Responding to Divorce Summons in California
If you have been served with divorce papers, it is vital that you know your rights, respond promptly, and understand both the deadlines and limitations that go into effect against you as soon as you are served.
Automatic Temporary Restraining Orders
When you are served with divorce paperwork, it is highly important that you understand the temporary restraining orders that immediately go into effect. Yes, there are restraining orders that are put in place during all divorce filings, and as soon as you are served, you are bound by them. While they might not be the type of restraining orders you are thinking of, they are orders that are legally binding and order you to refrain from taking certain actions.
On the second page of the Summons, which should have been served to you, you will see a section called Standard Family Law Restraining Orders. It is important to first read these and understand your rights and how they apply to you. The form reads that “Starting immediately, you and your spouse or domestic partner are restrained from:
- Removing the minor children of the parties from the state or applying for a new or replacement passport for those minor children without the prior written consent of the other party or an order of the Court;
- Cashing, borrowing against, canceling, transferring, disposing of, or changing the beneficiaries of any insurance or other coverage, including life, health, automobile, and disability, held for the benefit of the parties and their minor children;
- Transferring, encumbering, hypothecating, concealing, or in any way disposing of any property, real or personal, whether community, quasi-community, or separate, without the written consent of the other party or an order of the Court, except in the usual course of business or for the necessities of life; and,
- Creating a nonprobate transfer or modifying a nonpobate transfer in a manner that affects the disposition of property subject to the transfer without the written consent of the other party or an order of the court. Before revocation of a nonprobate transfer can take effect or a right of survivorship to property can be eliminated, a notice of the change must be filed and served on the other party.
You must notify each other of any proposed extraordinary expenditures at least five business days prior to incurring these extraordinary expenditures and account to the court for all extraordinary expenditures made after these restraining orders are effective. However, you may use community property, quasi-community property, or your own separate property to pay an attorney to help you or to pay court costs.”
Timeline to Respond Timely
In addition to the temporary restraining orders that go into effect, when you are properly served, a timeline is started. If you do not respond to the divorce petition timely, your rights can be negatively affected without your ability to participate.
After you are served with the divorce papers, you have 30 calendar days from the date of service to timely serve and file a Response and Request for Dissolution of Marriage. If you do not file this to let the Court know that your divorce case is a contested divorce, a default can be filed against you. This will allow the person who filed the ability to move the case forward without your participation.
What do I do if I do not want a Divorce?
Unfortunately, there is not a lot to be done. While the Court respects the sanctity of marriage and will always promote efforts to reconcile, the legal and Court process will not wait for one spouse in their efforts to reconcile the marriage if the other is trying to move the case forward.
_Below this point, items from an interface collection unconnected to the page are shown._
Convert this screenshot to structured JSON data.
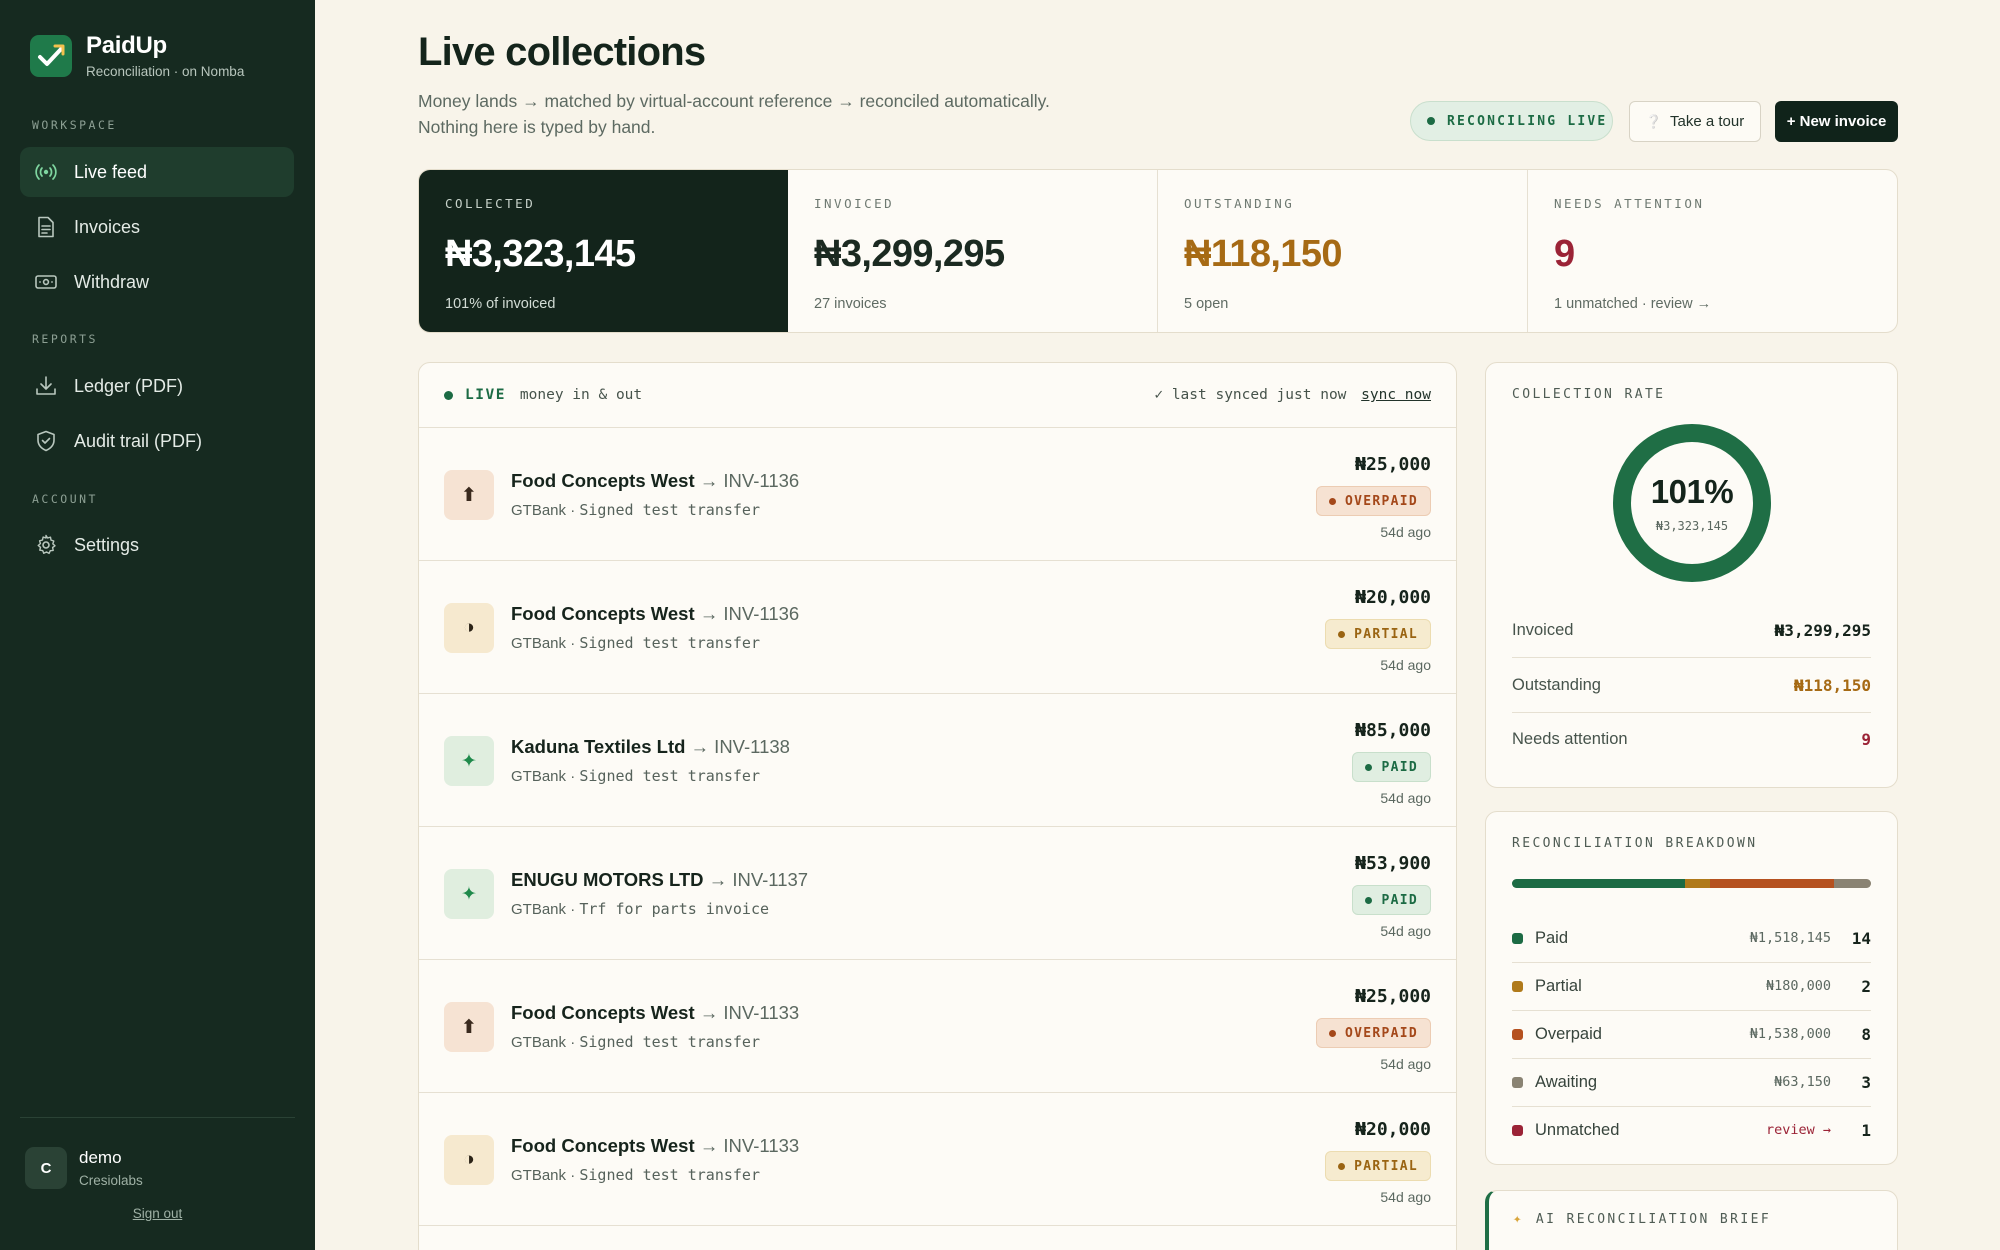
{
  "brand": {
    "name": "PaidUp",
    "subtitle": "Reconciliation · on Nomba"
  },
  "sidebar": {
    "sections": {
      "workspace": "WORKSPACE",
      "reports": "REPORTS",
      "account": "ACCOUNT"
    },
    "items": [
      {
        "label": "Live feed",
        "icon": "broadcast-icon",
        "active": true
      },
      {
        "label": "Invoices",
        "icon": "document-icon"
      },
      {
        "label": "Withdraw",
        "icon": "cash-icon"
      },
      {
        "label": "Ledger (PDF)",
        "icon": "download-icon"
      },
      {
        "label": "Audit trail (PDF)",
        "icon": "shield-icon"
      },
      {
        "label": "Settings",
        "icon": "gear-icon"
      }
    ],
    "user": {
      "initial": "C",
      "name": "demo",
      "org": "Cresiolabs"
    },
    "signout": "Sign out"
  },
  "header": {
    "title": "Live collections",
    "subtitle_line1": "Money lands → matched by virtual-account reference → reconciled automatically.",
    "subtitle_line2": "Nothing here is typed by hand.",
    "status_pill": "RECONCILING LIVE",
    "tour_button": "Take a tour",
    "new_button": "+ New invoice"
  },
  "stats": [
    {
      "label": "COLLECTED",
      "value": "₦3,323,145",
      "note": "101% of invoiced"
    },
    {
      "label": "INVOICED",
      "value": "₦3,299,295",
      "note": "27 invoices"
    },
    {
      "label": "OUTSTANDING",
      "value": "₦118,150",
      "note": "5 open"
    },
    {
      "label": "NEEDS ATTENTION",
      "value": "9",
      "note": "1 unmatched · review →"
    }
  ],
  "feed": {
    "live_label": "LIVE",
    "title": "money in & out",
    "sync_text": "✓ last synced just now",
    "sync_link": "sync now",
    "rows": [
      {
        "customer": "Food Concepts West",
        "invoice": " → INV-1136",
        "bank": "GTBank",
        "memo": "Signed test transfer",
        "amount": "₦25,000",
        "status": "OVERPAID",
        "time": "54d ago",
        "glyph": "⬆"
      },
      {
        "customer": "Food Concepts West",
        "invoice": " → INV-1136",
        "bank": "GTBank",
        "memo": "Signed test transfer",
        "amount": "₦20,000",
        "status": "PARTIAL",
        "time": "54d ago",
        "glyph": "◑"
      },
      {
        "customer": "Kaduna Textiles Ltd",
        "invoice": " → INV-1138",
        "bank": "GTBank",
        "memo": "Signed test transfer",
        "amount": "₦85,000",
        "status": "PAID",
        "time": "54d ago",
        "glyph": "✦"
      },
      {
        "customer": "ENUGU MOTORS LTD",
        "invoice": " → INV-1137",
        "bank": "GTBank",
        "memo": "Trf for parts invoice",
        "amount": "₦53,900",
        "status": "PAID",
        "time": "54d ago",
        "glyph": "✦"
      },
      {
        "customer": "Food Concepts West",
        "invoice": " → INV-1133",
        "bank": "GTBank",
        "memo": "Signed test transfer",
        "amount": "₦25,000",
        "status": "OVERPAID",
        "time": "54d ago",
        "glyph": "⬆"
      },
      {
        "customer": "Food Concepts West",
        "invoice": " → INV-1133",
        "bank": "GTBank",
        "memo": "Signed test transfer",
        "amount": "₦20,000",
        "status": "PARTIAL",
        "time": "54d ago",
        "glyph": "◑"
      }
    ]
  },
  "collection_rate": {
    "label": "COLLECTION RATE",
    "percent": "101%",
    "fraction": 1.0,
    "amount": "₦3,323,145",
    "rows": [
      {
        "label": "Invoiced",
        "value": "₦3,299,295"
      },
      {
        "label": "Outstanding",
        "value": "₦118,150"
      },
      {
        "label": "Needs attention",
        "value": "9"
      }
    ]
  },
  "breakdown": {
    "label": "RECONCILIATION BREAKDOWN",
    "items": [
      {
        "label": "Paid",
        "amount": "₦1,518,145",
        "count": "14",
        "color": "#1c6b44"
      },
      {
        "label": "Partial",
        "amount": "₦180,000",
        "count": "2",
        "color": "#b07a1a"
      },
      {
        "label": "Overpaid",
        "amount": "₦1,538,000",
        "count": "8",
        "color": "#b5511f"
      },
      {
        "label": "Awaiting",
        "amount": "₦63,150",
        "count": "3",
        "color": "#8a8373"
      },
      {
        "label": "Unmatched",
        "amount": "review →",
        "count": "1",
        "color": "#9b2336"
      }
    ],
    "bar_fractions": [
      0.52,
      0.075,
      0.375,
      0.11
    ]
  },
  "brief": {
    "label": "AI RECONCILIATION BRIEF",
    "icon": "sparkle-icon"
  },
  "colors": {
    "accent": "#1c6b44",
    "dark": "#13241b",
    "warning": "#a66a14",
    "danger": "#9b2336"
  }
}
Any spouse can claim what’s called Irreconcilable Difference as grounds to terminate the marriage. What this means is that the marriage has gotten to a point where it cannot be salvaged. Even if you disagree, only one spouse needs to claim this as proper grounds to move the divorce forward.
As emotional as this process is, it is important to separate emotion from reason and treat divorce as a business decision. It is important that you do everything that you need to ensure that you have responded timely to the case and have done everything that you need to legally protect yourself.
Read More: Don’t Want a Divorce?
After You Have Responded to the Divorce
After you have responded to the divorce petition, another deadline starts. Pursuant to California Family Code Section 2104(f), you have 60 days from the filing of your response to the petition to file a Preliminary Declaration of Disclosure. These are a compilation of various forms and statements which need to be served to your spouse. In short, this is intended to provide your spouse with a snapshot of your income, monthly expenses, and all of the debts and assets which belong to the community. Consult with an attorney to better understand your rights and the proper procedure to properly complete and serve these documents. If you are going through a divorce situation, feel free to give the Family Law Attorney Roseville a call at (916) 655-9824.